_EXTRACTED INFORMATION_.
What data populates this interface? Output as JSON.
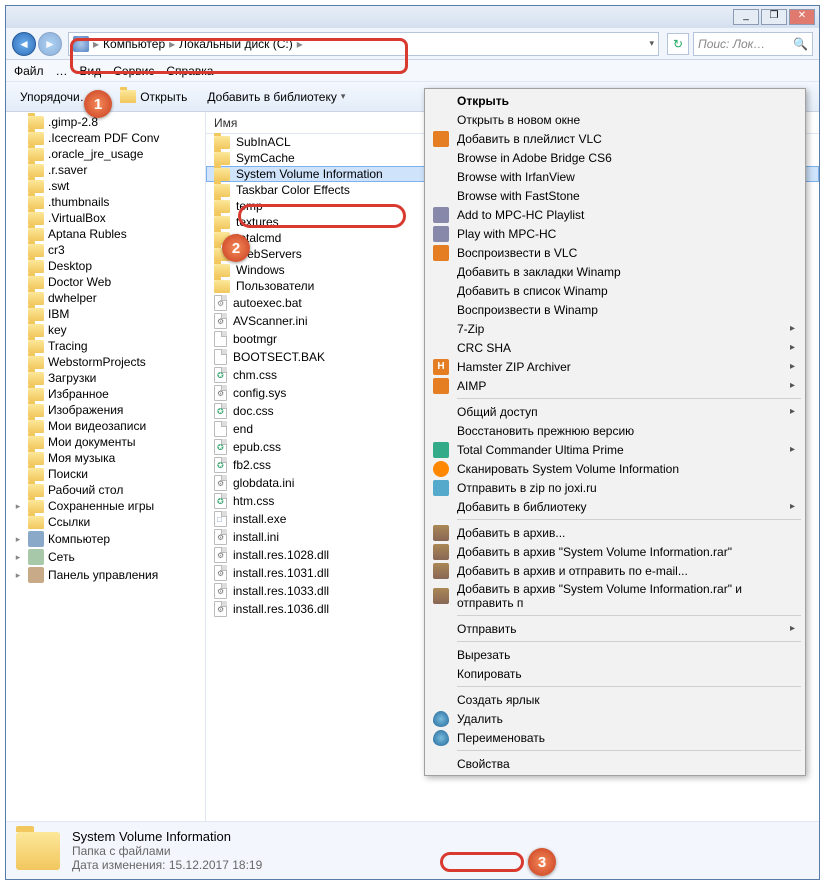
{
  "titlebar": {
    "min": "_",
    "max": "❐",
    "close": "✕"
  },
  "nav": {
    "breadcrumb": {
      "root": "Компьютер",
      "sep": "▸",
      "disk": "Локальный диск (C:)"
    },
    "search_placeholder": "Поис: Лок…"
  },
  "menubar": {
    "file": "Файл",
    "ed": "…",
    "view": "Вид",
    "service": "Сервис",
    "help": "Справка"
  },
  "toolbar": {
    "organize": "Упорядочи…",
    "open": "Открыть",
    "addlib": "Добавить в библиотеку"
  },
  "tree_items": [
    {
      "label": ".gimp-2.8"
    },
    {
      "label": ".Icecream PDF Conv"
    },
    {
      "label": ".oracle_jre_usage"
    },
    {
      "label": ".r.saver"
    },
    {
      "label": ".swt"
    },
    {
      "label": ".thumbnails"
    },
    {
      "label": ".VirtualBox"
    },
    {
      "label": "Aptana Rubles"
    },
    {
      "label": "cr3"
    },
    {
      "label": "Desktop"
    },
    {
      "label": "Doctor Web"
    },
    {
      "label": "dwhelper"
    },
    {
      "label": "IBM"
    },
    {
      "label": "key"
    },
    {
      "label": "Tracing"
    },
    {
      "label": "WebstormProjects"
    },
    {
      "label": "Загрузки"
    },
    {
      "label": "Избранное"
    },
    {
      "label": "Изображения"
    },
    {
      "label": "Мои видеозаписи"
    },
    {
      "label": "Мои документы"
    },
    {
      "label": "Моя музыка"
    },
    {
      "label": "Поиски"
    },
    {
      "label": "Рабочий стол"
    },
    {
      "label": "Сохраненные игры",
      "tw": "▸"
    },
    {
      "label": "Ссылки"
    }
  ],
  "tree_special": [
    {
      "label": "Компьютер",
      "cls": "comp",
      "tw": "▸"
    },
    {
      "label": "Сеть",
      "cls": "net",
      "tw": "▸"
    },
    {
      "label": "Панель управления",
      "cls": "cp",
      "tw": "▸"
    }
  ],
  "filelist_header": "Имя",
  "files": [
    {
      "label": "SubInACL",
      "type": "folder"
    },
    {
      "label": "SymCache",
      "type": "folder"
    },
    {
      "label": "System Volume Information",
      "type": "folder",
      "selected": true
    },
    {
      "label": "Taskbar Color Effects",
      "type": "folder"
    },
    {
      "label": "temp",
      "type": "folder"
    },
    {
      "label": "textures",
      "type": "folder"
    },
    {
      "label": "totalcmd",
      "type": "folder"
    },
    {
      "label": "WebServers",
      "type": "folder"
    },
    {
      "label": "Windows",
      "type": "folder"
    },
    {
      "label": "Пользователи",
      "type": "folder"
    },
    {
      "label": "autoexec.bat",
      "type": "bat"
    },
    {
      "label": "AVScanner.ini",
      "type": "gear"
    },
    {
      "label": "bootmgr",
      "type": "file"
    },
    {
      "label": "BOOTSECT.BAK",
      "type": "file"
    },
    {
      "label": "chm.css",
      "type": "css"
    },
    {
      "label": "config.sys",
      "type": "gear"
    },
    {
      "label": "doc.css",
      "type": "css"
    },
    {
      "label": "end",
      "type": "file"
    },
    {
      "label": "epub.css",
      "type": "css"
    },
    {
      "label": "fb2.css",
      "type": "css"
    },
    {
      "label": "globdata.ini",
      "type": "gear"
    },
    {
      "label": "htm.css",
      "type": "css"
    },
    {
      "label": "install.exe",
      "type": "exe"
    },
    {
      "label": "install.ini",
      "type": "gear"
    },
    {
      "label": "install.res.1028.dll",
      "type": "gear"
    },
    {
      "label": "install.res.1031.dll",
      "type": "gear"
    },
    {
      "label": "install.res.1033.dll",
      "type": "gear"
    },
    {
      "label": "install.res.1036.dll",
      "type": "gear"
    }
  ],
  "details": {
    "name": "System Volume Information",
    "type": "Папка с файлами",
    "date_lbl": "Дата изменения:",
    "date": "15.12.2017 18:19"
  },
  "ctx": [
    {
      "t": "item",
      "label": "Открыть",
      "bold": true
    },
    {
      "t": "item",
      "label": "Открыть в новом окне"
    },
    {
      "t": "item",
      "label": "Добавить в плейлист VLC",
      "icon": "ci-vlc"
    },
    {
      "t": "item",
      "label": "Browse in Adobe Bridge CS6"
    },
    {
      "t": "item",
      "label": "Browse with IrfanView"
    },
    {
      "t": "item",
      "label": "Browse with FastStone"
    },
    {
      "t": "item",
      "label": "Add to MPC-HC Playlist",
      "icon": "ci-film"
    },
    {
      "t": "item",
      "label": "Play with MPC-HC",
      "icon": "ci-film"
    },
    {
      "t": "item",
      "label": "Воспроизвести в VLC",
      "icon": "ci-vlc"
    },
    {
      "t": "item",
      "label": "Добавить в закладки Winamp"
    },
    {
      "t": "item",
      "label": "Добавить в список Winamp"
    },
    {
      "t": "item",
      "label": "Воспроизвести в Winamp"
    },
    {
      "t": "item",
      "label": "7-Zip",
      "arrow": true
    },
    {
      "t": "item",
      "label": "CRC SHA",
      "arrow": true
    },
    {
      "t": "item",
      "label": "Hamster ZIP Archiver",
      "icon": "ci-h",
      "arrow": true
    },
    {
      "t": "item",
      "label": "AIMP",
      "icon": "ci-aimp",
      "arrow": true
    },
    {
      "t": "sep"
    },
    {
      "t": "item",
      "label": "Общий доступ",
      "arrow": true
    },
    {
      "t": "item",
      "label": "Восстановить прежнюю версию"
    },
    {
      "t": "item",
      "label": "Total Commander Ultima Prime",
      "icon": "ci-tc",
      "arrow": true
    },
    {
      "t": "item",
      "label": "Сканировать System Volume Information",
      "icon": "ci-avast"
    },
    {
      "t": "item",
      "label": "Отправить в zip по joxi.ru",
      "icon": "ci-joxi"
    },
    {
      "t": "item",
      "label": "Добавить в библиотеку",
      "arrow": true
    },
    {
      "t": "sep"
    },
    {
      "t": "item",
      "label": "Добавить в архив...",
      "icon": "ci-rar"
    },
    {
      "t": "item",
      "label": "Добавить в архив \"System Volume Information.rar\"",
      "icon": "ci-rar"
    },
    {
      "t": "item",
      "label": "Добавить в архив и отправить по e-mail...",
      "icon": "ci-rar"
    },
    {
      "t": "item",
      "label": "Добавить в архив \"System Volume Information.rar\" и отправить п",
      "icon": "ci-rar"
    },
    {
      "t": "sep"
    },
    {
      "t": "item",
      "label": "Отправить",
      "arrow": true
    },
    {
      "t": "sep"
    },
    {
      "t": "item",
      "label": "Вырезать"
    },
    {
      "t": "item",
      "label": "Копировать"
    },
    {
      "t": "sep"
    },
    {
      "t": "item",
      "label": "Создать ярлык"
    },
    {
      "t": "item",
      "label": "Удалить",
      "icon": "ci-shield"
    },
    {
      "t": "item",
      "label": "Переименовать",
      "icon": "ci-shield"
    },
    {
      "t": "sep"
    },
    {
      "t": "item",
      "label": "Свойства"
    }
  ],
  "badges": {
    "1": "1",
    "2": "2",
    "3": "3"
  }
}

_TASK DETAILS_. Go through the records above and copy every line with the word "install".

_SOLUTION BELOW_.
      "label": "install.exe",
      "label": "install.ini",
      "label": "install.res.1028.dll",
      "label": "install.res.1031.dll",
      "label": "install.res.1033.dll",
      "label": "install.res.1036.dll",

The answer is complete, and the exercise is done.